> _Try it_
Apart from the images, every record here needs to be copied exactly.

----------------

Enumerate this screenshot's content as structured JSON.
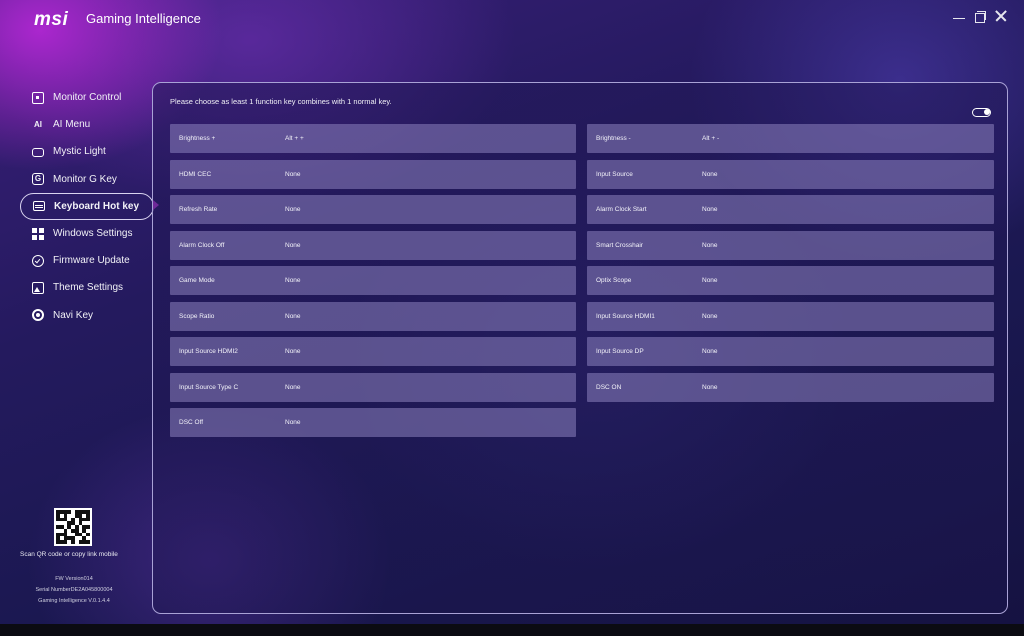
{
  "app": {
    "logo": "msi",
    "title": "Gaming Intelligence"
  },
  "window_controls": [
    "minimize-icon",
    "maximize-icon",
    "close-icon"
  ],
  "sidebar": {
    "items": [
      {
        "label": "Monitor Control",
        "icon": "monitor-icon"
      },
      {
        "label": "AI Menu",
        "icon": "ai-icon"
      },
      {
        "label": "Mystic Light",
        "icon": "mystic-light-icon"
      },
      {
        "label": "Monitor G Key",
        "icon": "g-key-icon"
      },
      {
        "label": "Keyboard Hot key",
        "icon": "keyboard-icon",
        "active": true
      },
      {
        "label": "Windows Settings",
        "icon": "windows-icon"
      },
      {
        "label": "Firmware Update",
        "icon": "firmware-icon"
      },
      {
        "label": "Theme Settings",
        "icon": "theme-icon"
      },
      {
        "label": "Navi Key",
        "icon": "navi-key-icon"
      }
    ],
    "qr_caption": "Scan QR code or copy link mobile",
    "fw_version": "FW Version014",
    "serial_number": "Serial NumberDE2A045800004",
    "app_version": "Gaming Intelligence V.0.1.4.4"
  },
  "main": {
    "instruction": "Please choose as least 1 function key combines with 1 normal key.",
    "toggle_on": true,
    "hotkeys_left": [
      {
        "function": "Brightness +",
        "key": "Alt + +"
      },
      {
        "function": "HDMI CEC",
        "key": "None"
      },
      {
        "function": "Refresh Rate",
        "key": "None"
      },
      {
        "function": "Alarm Clock Off",
        "key": "None"
      },
      {
        "function": "Game Mode",
        "key": "None"
      },
      {
        "function": "Scope Ratio",
        "key": "None"
      },
      {
        "function": "Input Source HDMI2",
        "key": "None"
      },
      {
        "function": "Input Source Type C",
        "key": "None"
      },
      {
        "function": "DSC Off",
        "key": "None"
      }
    ],
    "hotkeys_right": [
      {
        "function": "Brightness -",
        "key": "Alt + -"
      },
      {
        "function": "Input Source",
        "key": "None"
      },
      {
        "function": "Alarm Clock Start",
        "key": "None"
      },
      {
        "function": "Smart Crosshair",
        "key": "None"
      },
      {
        "function": "Optix Scope",
        "key": "None"
      },
      {
        "function": "Input Source HDMI1",
        "key": "None"
      },
      {
        "function": "Input Source DP",
        "key": "None"
      },
      {
        "function": "DSC ON",
        "key": "None"
      }
    ]
  }
}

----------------

> _Response to this exercise_
Enumerate this screenshot's content as structured JSON.
{
  "app": {
    "logo": "msi",
    "title": "Gaming Intelligence"
  },
  "window_controls": [
    "minimize-icon",
    "maximize-icon",
    "close-icon"
  ],
  "sidebar": {
    "items": [
      {
        "label": "Monitor Control",
        "icon": "monitor-icon"
      },
      {
        "label": "AI Menu",
        "icon": "ai-icon"
      },
      {
        "label": "Mystic Light",
        "icon": "mystic-light-icon"
      },
      {
        "label": "Monitor G Key",
        "icon": "g-key-icon"
      },
      {
        "label": "Keyboard Hot key",
        "icon": "keyboard-icon",
        "active": true
      },
      {
        "label": "Windows Settings",
        "icon": "windows-icon"
      },
      {
        "label": "Firmware Update",
        "icon": "firmware-icon"
      },
      {
        "label": "Theme Settings",
        "icon": "theme-icon"
      },
      {
        "label": "Navi Key",
        "icon": "navi-key-icon"
      }
    ],
    "qr_caption": "Scan QR code or copy link mobile",
    "fw_version": "FW Version014",
    "serial_number": "Serial NumberDE2A045800004",
    "app_version": "Gaming Intelligence V.0.1.4.4"
  },
  "main": {
    "instruction": "Please choose as least 1 function key combines with 1 normal key.",
    "toggle_on": true,
    "hotkeys_left": [
      {
        "function": "Brightness +",
        "key": "Alt + +"
      },
      {
        "function": "HDMI CEC",
        "key": "None"
      },
      {
        "function": "Refresh Rate",
        "key": "None"
      },
      {
        "function": "Alarm Clock Off",
        "key": "None"
      },
      {
        "function": "Game Mode",
        "key": "None"
      },
      {
        "function": "Scope Ratio",
        "key": "None"
      },
      {
        "function": "Input Source HDMI2",
        "key": "None"
      },
      {
        "function": "Input Source Type C",
        "key": "None"
      },
      {
        "function": "DSC Off",
        "key": "None"
      }
    ],
    "hotkeys_right": [
      {
        "function": "Brightness -",
        "key": "Alt + -"
      },
      {
        "function": "Input Source",
        "key": "None"
      },
      {
        "function": "Alarm Clock Start",
        "key": "None"
      },
      {
        "function": "Smart Crosshair",
        "key": "None"
      },
      {
        "function": "Optix Scope",
        "key": "None"
      },
      {
        "function": "Input Source HDMI1",
        "key": "None"
      },
      {
        "function": "Input Source DP",
        "key": "None"
      },
      {
        "function": "DSC ON",
        "key": "None"
      }
    ]
  }
}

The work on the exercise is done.